To prepare the nanoscale sterols and sterol esters (Examples 1 to 5), carbon dioxide was taken from a reservoir under a constant pressure of 60 bar and purified in a column with an active carbon packing and a molecular sieve packing. After liquefaction, the CO2 was compressed to the required supercritical pressure p by meand of a diaphragm pump at a constant delivery rate of 3.5 l/h. The solvent was then brought to the necessary temperature T1 in a preheater and introduced into an extraction column (steel, 400 ml) which had been charged with the sterol or sterol ester. resulting supercritical, i.e., fluid, mixture was sprayed through a laser-drawn nozzle (length 830 μm, diameter 45 μm) at a temperature T2 into a Plexiglas expansion chamber which contained a 4% by weight aqueous dispersion of a protective colloid. The fluid medium evaporated, leaving the nanoparticles dispersed in the protective colloid behind.

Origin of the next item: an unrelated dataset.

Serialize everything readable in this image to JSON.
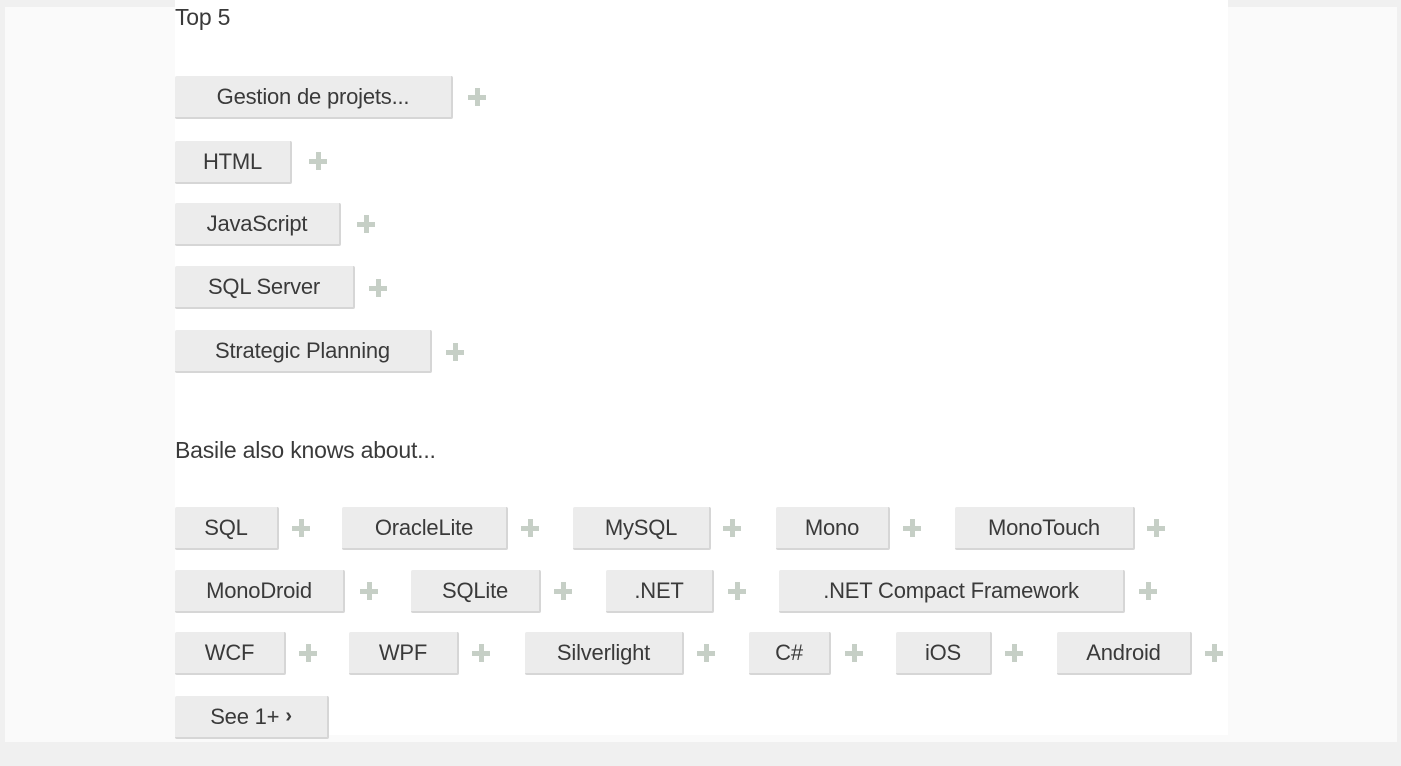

To produce the nanoparticles of Example 6, a 1% by weight solution of phytosterol in acetone was added dropwise to a 4% by weight aqueous dispersion of a mixture of gelatine and chitosan with vigorous stirring at 40° C. under a reduced pressure of 40 mbar. The evaporating solvent was condensed in a cold trap while the dispersion containing the nanoparticles remained behind. The process conditions and the mean partical size range (as determined photometrically by the 3-WEM method for Examples 1 to 5 and by laser scattering for Example 6) are shown in Table 1 below.
Gelatine capsules (weight ca. 1.5 g) containing 5% by weight β-sitostanol or β-sitostanolester (nanoparticles encapsulated in a gelatine or chitosan matrix and non-nanoscale commercial products) and 0.5% by weight of radioactively marked cholesterol were prepared. To study the hypocholesterolemic effect, male rats (individual weight ca.200 g) were allowed no food overnight. The next day, a size-reduced gelatine capsule was inserted into each test animal via a stomach probe together with a little water containing sodium chloride. After 3, 6, 12, 24 and 48 h, blood was taken from the animals and the content of radioactive cholesterol was determined. The results, which represent the mean value of the measurements of 10 test animals, are set out in Table 2. The figures relating to the reduction in radioactivity are based on a blank group of test animals which were only given gelatine capsules containing 20% by weight of vitamin E and a corresponding quantity of radioactively marked cholesterol. Examples 1 and 2 correspond to the invention, Examples C1 and C2 are intended for comparison.
It will be appreciated by those skilled in the art that changes could be made to the embodiments described above without departing from the broad inventive concept thereof. It is understood, therefore, that this invention is not limited to the particular embodiments disclosed, but it is intended to cover modifications within the spirit and scope of the present invention as defined by the appended claims.